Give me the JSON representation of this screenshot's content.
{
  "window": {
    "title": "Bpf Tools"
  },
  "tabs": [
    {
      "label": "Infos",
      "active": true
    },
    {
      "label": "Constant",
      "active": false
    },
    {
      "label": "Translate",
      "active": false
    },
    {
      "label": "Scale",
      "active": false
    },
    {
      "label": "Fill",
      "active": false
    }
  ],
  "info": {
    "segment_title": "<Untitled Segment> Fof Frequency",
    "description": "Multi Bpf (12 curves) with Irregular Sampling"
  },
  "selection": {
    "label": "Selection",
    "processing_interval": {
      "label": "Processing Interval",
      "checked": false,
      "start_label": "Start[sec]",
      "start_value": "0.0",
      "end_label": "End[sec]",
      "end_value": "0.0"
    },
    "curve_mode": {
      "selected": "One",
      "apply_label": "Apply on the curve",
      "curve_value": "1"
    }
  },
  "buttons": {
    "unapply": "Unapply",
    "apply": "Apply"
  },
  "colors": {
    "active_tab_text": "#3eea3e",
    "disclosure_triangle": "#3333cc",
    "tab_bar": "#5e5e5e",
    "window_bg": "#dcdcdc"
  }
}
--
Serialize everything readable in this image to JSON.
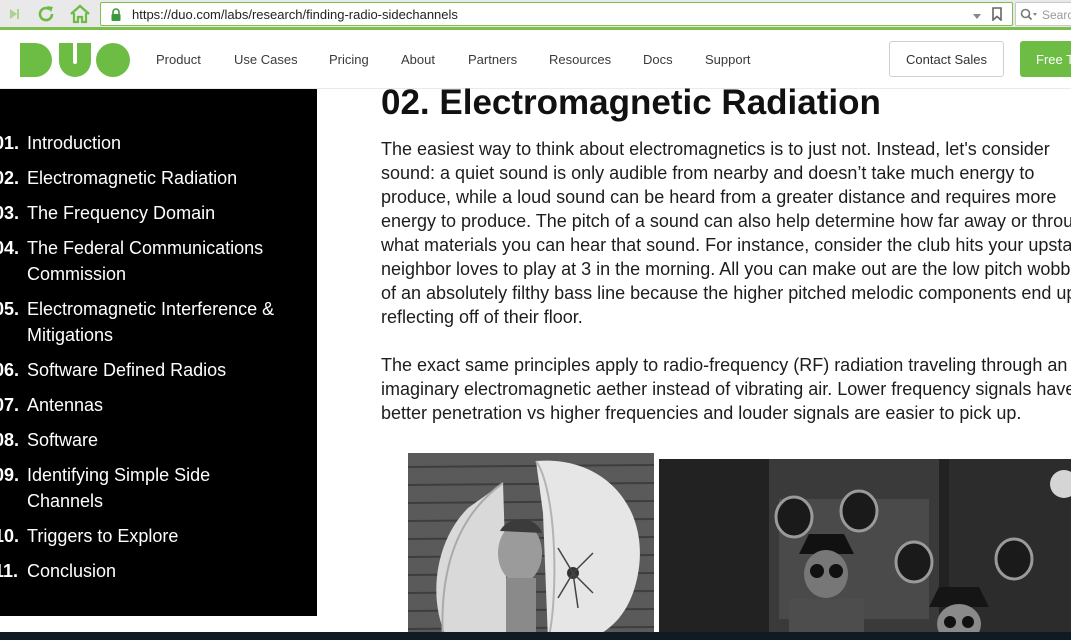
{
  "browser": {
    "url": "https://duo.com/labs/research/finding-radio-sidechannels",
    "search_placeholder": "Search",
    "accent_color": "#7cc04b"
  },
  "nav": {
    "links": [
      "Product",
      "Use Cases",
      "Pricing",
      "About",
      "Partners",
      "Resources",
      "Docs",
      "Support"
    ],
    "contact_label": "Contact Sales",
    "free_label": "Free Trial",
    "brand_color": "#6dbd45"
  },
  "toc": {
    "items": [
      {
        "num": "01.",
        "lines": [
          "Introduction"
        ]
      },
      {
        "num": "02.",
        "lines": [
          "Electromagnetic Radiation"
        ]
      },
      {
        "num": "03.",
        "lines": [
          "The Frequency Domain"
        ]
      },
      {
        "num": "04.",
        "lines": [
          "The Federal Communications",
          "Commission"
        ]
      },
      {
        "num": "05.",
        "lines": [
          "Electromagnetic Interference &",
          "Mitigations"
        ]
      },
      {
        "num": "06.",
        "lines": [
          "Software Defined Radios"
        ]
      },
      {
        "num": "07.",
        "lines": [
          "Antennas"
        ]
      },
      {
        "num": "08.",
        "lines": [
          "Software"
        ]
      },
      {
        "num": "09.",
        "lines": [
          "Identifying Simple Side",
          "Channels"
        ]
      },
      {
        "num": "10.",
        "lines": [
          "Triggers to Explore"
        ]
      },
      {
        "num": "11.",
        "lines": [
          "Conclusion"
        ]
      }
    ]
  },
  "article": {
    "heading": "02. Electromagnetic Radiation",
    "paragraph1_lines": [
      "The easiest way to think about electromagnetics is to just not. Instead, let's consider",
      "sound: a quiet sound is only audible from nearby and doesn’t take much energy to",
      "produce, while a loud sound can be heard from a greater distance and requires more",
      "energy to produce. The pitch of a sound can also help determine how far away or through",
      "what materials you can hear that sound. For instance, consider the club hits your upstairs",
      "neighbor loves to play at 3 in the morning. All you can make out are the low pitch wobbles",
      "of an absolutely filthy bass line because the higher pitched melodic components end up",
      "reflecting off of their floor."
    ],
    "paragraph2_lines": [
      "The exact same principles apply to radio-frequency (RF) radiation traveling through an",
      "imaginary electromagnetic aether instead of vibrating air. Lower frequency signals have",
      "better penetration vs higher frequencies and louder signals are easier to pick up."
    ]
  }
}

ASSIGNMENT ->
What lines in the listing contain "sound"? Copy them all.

EXERCISE RESPONSE ->
      "sound: a quiet sound is only audible from nearby and doesn’t take much energy to",
      "produce, while a loud sound can be heard from a greater distance and requires more",
      "energy to produce. The pitch of a sound can also help determine how far away or through",
      "what materials you can hear that sound. For instance, consider the club hits your upstairs",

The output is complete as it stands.